[Dataset items]
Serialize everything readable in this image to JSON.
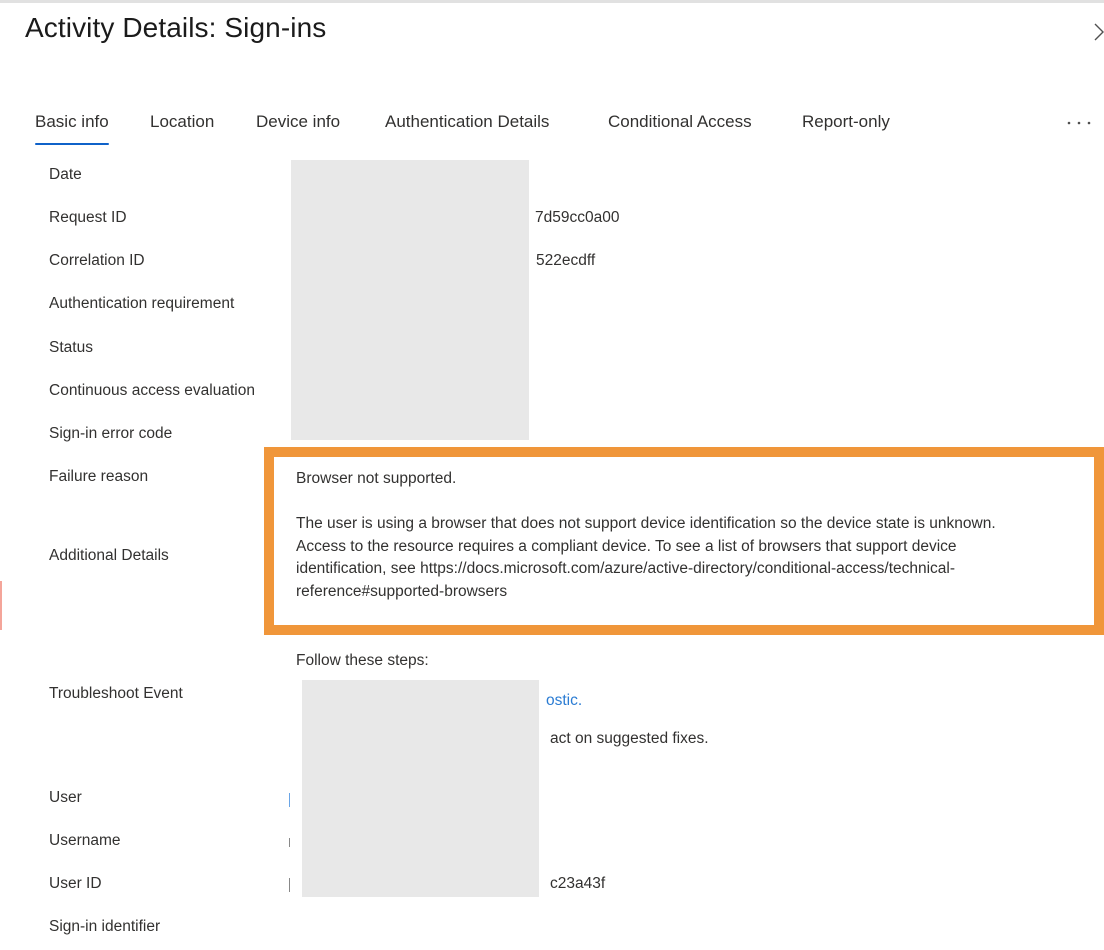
{
  "panel": {
    "title": "Activity Details: Sign-ins",
    "close_icon": "close-chevron-icon",
    "more_icon": "ellipsis-icon"
  },
  "tabs": [
    {
      "label": "Basic info",
      "active": true
    },
    {
      "label": "Location",
      "active": false
    },
    {
      "label": "Device info",
      "active": false
    },
    {
      "label": "Authentication Details",
      "active": false
    },
    {
      "label": "Conditional Access",
      "active": false
    },
    {
      "label": "Report-only",
      "active": false
    }
  ],
  "fields": {
    "date": {
      "label": "Date",
      "value": ""
    },
    "request_id": {
      "label": "Request ID",
      "value_visible_tail": "7d59cc0a00"
    },
    "correlation_id": {
      "label": "Correlation ID",
      "value_visible_tail": "522ecdff"
    },
    "authentication_requirement": {
      "label": "Authentication requirement",
      "value": ""
    },
    "status": {
      "label": "Status",
      "value": ""
    },
    "continuous_access_evaluation": {
      "label": "Continuous access evaluation",
      "value": ""
    },
    "sign_in_error_code": {
      "label": "Sign-in error code",
      "value": ""
    },
    "failure_reason": {
      "label": "Failure reason",
      "value": "Browser not supported."
    },
    "additional_details": {
      "label": "Additional Details",
      "lines": [
        "The user is using a browser that does not support device identification so the device state is unknown.",
        "Access to the resource requires a compliant device. To see a list of browsers that support device",
        "identification, see https://docs.microsoft.com/azure/active-directory/conditional-access/technical-",
        "reference#supported-browsers"
      ]
    },
    "troubleshoot_event": {
      "label": "Troubleshoot Event",
      "intro": "Follow these steps:",
      "step1_visible_tail": "ostic.",
      "step2_visible_tail": "act on suggested fixes."
    },
    "user": {
      "label": "User",
      "value": ""
    },
    "username": {
      "label": "Username",
      "value": ""
    },
    "user_id": {
      "label": "User ID",
      "value_visible_tail": "c23a43f"
    },
    "sign_in_identifier": {
      "label": "Sign-in identifier",
      "value": ""
    }
  },
  "colors": {
    "highlight_border": "#f0963a",
    "active_tab_underline": "#0f62c9",
    "link": "#2b7cd3",
    "redaction": "#e8e8e8"
  }
}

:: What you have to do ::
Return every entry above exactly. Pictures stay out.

:: Final answer ::
Serialize everything readable in this image to JSON.
{
  "panel": {
    "title": "Activity Details: Sign-ins",
    "close_icon": "close-chevron-icon",
    "more_icon": "ellipsis-icon"
  },
  "tabs": [
    {
      "label": "Basic info",
      "active": true
    },
    {
      "label": "Location",
      "active": false
    },
    {
      "label": "Device info",
      "active": false
    },
    {
      "label": "Authentication Details",
      "active": false
    },
    {
      "label": "Conditional Access",
      "active": false
    },
    {
      "label": "Report-only",
      "active": false
    }
  ],
  "fields": {
    "date": {
      "label": "Date",
      "value": ""
    },
    "request_id": {
      "label": "Request ID",
      "value_visible_tail": "7d59cc0a00"
    },
    "correlation_id": {
      "label": "Correlation ID",
      "value_visible_tail": "522ecdff"
    },
    "authentication_requirement": {
      "label": "Authentication requirement",
      "value": ""
    },
    "status": {
      "label": "Status",
      "value": ""
    },
    "continuous_access_evaluation": {
      "label": "Continuous access evaluation",
      "value": ""
    },
    "sign_in_error_code": {
      "label": "Sign-in error code",
      "value": ""
    },
    "failure_reason": {
      "label": "Failure reason",
      "value": "Browser not supported."
    },
    "additional_details": {
      "label": "Additional Details",
      "lines": [
        "The user is using a browser that does not support device identification so the device state is unknown.",
        "Access to the resource requires a compliant device. To see a list of browsers that support device",
        "identification, see https://docs.microsoft.com/azure/active-directory/conditional-access/technical-",
        "reference#supported-browsers"
      ]
    },
    "troubleshoot_event": {
      "label": "Troubleshoot Event",
      "intro": "Follow these steps:",
      "step1_visible_tail": "ostic.",
      "step2_visible_tail": "act on suggested fixes."
    },
    "user": {
      "label": "User",
      "value": ""
    },
    "username": {
      "label": "Username",
      "value": ""
    },
    "user_id": {
      "label": "User ID",
      "value_visible_tail": "c23a43f"
    },
    "sign_in_identifier": {
      "label": "Sign-in identifier",
      "value": ""
    }
  },
  "colors": {
    "highlight_border": "#f0963a",
    "active_tab_underline": "#0f62c9",
    "link": "#2b7cd3",
    "redaction": "#e8e8e8"
  }
}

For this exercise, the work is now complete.